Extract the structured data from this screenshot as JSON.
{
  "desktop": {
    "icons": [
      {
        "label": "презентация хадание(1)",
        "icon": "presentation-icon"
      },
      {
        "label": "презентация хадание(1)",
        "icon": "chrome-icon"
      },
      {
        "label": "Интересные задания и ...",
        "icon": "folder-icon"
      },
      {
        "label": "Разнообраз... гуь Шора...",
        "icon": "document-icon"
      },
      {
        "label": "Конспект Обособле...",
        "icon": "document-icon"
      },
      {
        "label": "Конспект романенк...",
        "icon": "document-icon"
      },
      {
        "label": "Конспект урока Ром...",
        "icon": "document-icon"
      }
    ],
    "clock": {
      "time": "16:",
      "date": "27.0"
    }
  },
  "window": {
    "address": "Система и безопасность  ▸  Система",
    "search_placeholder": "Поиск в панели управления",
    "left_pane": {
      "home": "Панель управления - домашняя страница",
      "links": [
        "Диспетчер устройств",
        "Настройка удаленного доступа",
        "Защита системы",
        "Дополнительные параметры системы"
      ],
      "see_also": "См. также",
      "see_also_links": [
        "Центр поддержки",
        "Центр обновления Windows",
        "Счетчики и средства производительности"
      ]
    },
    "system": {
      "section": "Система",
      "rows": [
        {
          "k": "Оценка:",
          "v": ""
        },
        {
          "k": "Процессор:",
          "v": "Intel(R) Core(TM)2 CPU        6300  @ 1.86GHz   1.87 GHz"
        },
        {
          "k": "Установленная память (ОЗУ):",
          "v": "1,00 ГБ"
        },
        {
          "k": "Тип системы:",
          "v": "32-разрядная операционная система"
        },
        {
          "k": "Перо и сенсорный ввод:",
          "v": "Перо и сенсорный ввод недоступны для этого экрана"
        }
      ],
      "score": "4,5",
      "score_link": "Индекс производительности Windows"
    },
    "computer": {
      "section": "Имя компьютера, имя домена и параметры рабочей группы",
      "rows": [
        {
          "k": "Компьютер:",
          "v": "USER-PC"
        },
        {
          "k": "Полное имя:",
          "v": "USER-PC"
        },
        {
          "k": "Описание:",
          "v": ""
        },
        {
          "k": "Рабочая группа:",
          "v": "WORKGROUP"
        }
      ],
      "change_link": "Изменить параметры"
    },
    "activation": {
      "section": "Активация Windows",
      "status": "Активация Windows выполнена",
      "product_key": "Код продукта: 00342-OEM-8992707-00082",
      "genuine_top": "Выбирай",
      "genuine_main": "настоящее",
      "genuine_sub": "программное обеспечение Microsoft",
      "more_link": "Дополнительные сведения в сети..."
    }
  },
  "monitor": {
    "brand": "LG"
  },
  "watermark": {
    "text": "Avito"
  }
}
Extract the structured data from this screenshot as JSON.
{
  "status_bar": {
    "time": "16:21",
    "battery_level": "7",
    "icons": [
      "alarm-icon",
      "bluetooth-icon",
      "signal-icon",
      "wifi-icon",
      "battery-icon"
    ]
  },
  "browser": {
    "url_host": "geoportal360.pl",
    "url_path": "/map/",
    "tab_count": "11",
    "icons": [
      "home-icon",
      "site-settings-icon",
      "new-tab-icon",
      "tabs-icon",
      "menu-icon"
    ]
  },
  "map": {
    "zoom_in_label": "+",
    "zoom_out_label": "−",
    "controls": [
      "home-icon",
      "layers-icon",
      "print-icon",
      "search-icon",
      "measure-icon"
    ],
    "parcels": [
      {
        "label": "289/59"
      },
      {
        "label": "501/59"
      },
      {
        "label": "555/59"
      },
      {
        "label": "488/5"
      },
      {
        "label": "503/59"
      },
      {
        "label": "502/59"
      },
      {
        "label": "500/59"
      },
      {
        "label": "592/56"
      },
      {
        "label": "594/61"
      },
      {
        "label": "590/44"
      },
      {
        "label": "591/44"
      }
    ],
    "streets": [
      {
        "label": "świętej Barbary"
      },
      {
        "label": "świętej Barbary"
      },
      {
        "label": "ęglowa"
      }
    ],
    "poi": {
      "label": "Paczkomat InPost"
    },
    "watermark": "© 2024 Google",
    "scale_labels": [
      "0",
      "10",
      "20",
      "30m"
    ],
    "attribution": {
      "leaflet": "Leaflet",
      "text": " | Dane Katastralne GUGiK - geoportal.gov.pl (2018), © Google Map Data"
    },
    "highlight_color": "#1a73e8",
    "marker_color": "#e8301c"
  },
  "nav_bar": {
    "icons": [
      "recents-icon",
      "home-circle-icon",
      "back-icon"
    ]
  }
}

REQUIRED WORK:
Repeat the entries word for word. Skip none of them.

WRITTEN RESPONSE:
Extract the structured data from this screenshot as JSON.
{
  "desktop": {
    "icons": [
      {
        "label": "презентация хадание(1)",
        "icon": "presentation-icon"
      },
      {
        "label": "презентация хадание(1)",
        "icon": "chrome-icon"
      },
      {
        "label": "Интересные задания и ...",
        "icon": "folder-icon"
      },
      {
        "label": "Разнообраз... гуь Шора...",
        "icon": "document-icon"
      },
      {
        "label": "Конспект Обособле...",
        "icon": "document-icon"
      },
      {
        "label": "Конспект романенк...",
        "icon": "document-icon"
      },
      {
        "label": "Конспект урока Ром...",
        "icon": "document-icon"
      }
    ],
    "clock": {
      "time": "16:",
      "date": "27.0"
    }
  },
  "window": {
    "address": "Система и безопасность  ▸  Система",
    "search_placeholder": "Поиск в панели управления",
    "left_pane": {
      "home": "Панель управления - домашняя страница",
      "links": [
        "Диспетчер устройств",
        "Настройка удаленного доступа",
        "Защита системы",
        "Дополнительные параметры системы"
      ],
      "see_also": "См. также",
      "see_also_links": [
        "Центр поддержки",
        "Центр обновления Windows",
        "Счетчики и средства производительности"
      ]
    },
    "system": {
      "section": "Система",
      "rows": [
        {
          "k": "Оценка:",
          "v": ""
        },
        {
          "k": "Процессор:",
          "v": "Intel(R) Core(TM)2 CPU        6300  @ 1.86GHz   1.87 GHz"
        },
        {
          "k": "Установленная память (ОЗУ):",
          "v": "1,00 ГБ"
        },
        {
          "k": "Тип системы:",
          "v": "32-разрядная операционная система"
        },
        {
          "k": "Перо и сенсорный ввод:",
          "v": "Перо и сенсорный ввод недоступны для этого экрана"
        }
      ],
      "score": "4,5",
      "score_link": "Индекс производительности Windows"
    },
    "computer": {
      "section": "Имя компьютера, имя домена и параметры рабочей группы",
      "rows": [
        {
          "k": "Компьютер:",
          "v": "USER-PC"
        },
        {
          "k": "Полное имя:",
          "v": "USER-PC"
        },
        {
          "k": "Описание:",
          "v": ""
        },
        {
          "k": "Рабочая группа:",
          "v": "WORKGROUP"
        }
      ],
      "change_link": "Изменить параметры"
    },
    "activation": {
      "section": "Активация Windows",
      "status": "Активация Windows выполнена",
      "product_key": "Код продукта: 00342-OEM-8992707-00082",
      "genuine_top": "Выбирай",
      "genuine_main": "настоящее",
      "genuine_sub": "программное обеспечение Microsoft",
      "more_link": "Дополнительные сведения в сети..."
    }
  },
  "monitor": {
    "brand": "LG"
  },
  "watermark": {
    "text": "Avito"
  }
}
Extract the structured data from this screenshot as JSON.
{
  "status_bar": {
    "time": "16:21",
    "battery_level": "7",
    "icons": [
      "alarm-icon",
      "bluetooth-icon",
      "signal-icon",
      "wifi-icon",
      "battery-icon"
    ]
  },
  "browser": {
    "url_host": "geoportal360.pl",
    "url_path": "/map/",
    "tab_count": "11",
    "icons": [
      "home-icon",
      "site-settings-icon",
      "new-tab-icon",
      "tabs-icon",
      "menu-icon"
    ]
  },
  "map": {
    "zoom_in_label": "+",
    "zoom_out_label": "−",
    "controls": [
      "home-icon",
      "layers-icon",
      "print-icon",
      "search-icon",
      "measure-icon"
    ],
    "parcels": [
      {
        "label": "289/59"
      },
      {
        "label": "501/59"
      },
      {
        "label": "555/59"
      },
      {
        "label": "488/5"
      },
      {
        "label": "503/59"
      },
      {
        "label": "502/59"
      },
      {
        "label": "500/59"
      },
      {
        "label": "592/56"
      },
      {
        "label": "594/61"
      },
      {
        "label": "590/44"
      },
      {
        "label": "591/44"
      }
    ],
    "streets": [
      {
        "label": "świętej Barbary"
      },
      {
        "label": "świętej Barbary"
      },
      {
        "label": "ęglowa"
      }
    ],
    "poi": {
      "label": "Paczkomat InPost"
    },
    "watermark": "© 2024 Google",
    "scale_labels": [
      "0",
      "10",
      "20",
      "30m"
    ],
    "attribution": {
      "leaflet": "Leaflet",
      "text": " | Dane Katastralne GUGiK - geoportal.gov.pl (2018), © Google Map Data"
    },
    "highlight_color": "#1a73e8",
    "marker_color": "#e8301c"
  },
  "nav_bar": {
    "icons": [
      "recents-icon",
      "home-circle-icon",
      "back-icon"
    ]
  }
}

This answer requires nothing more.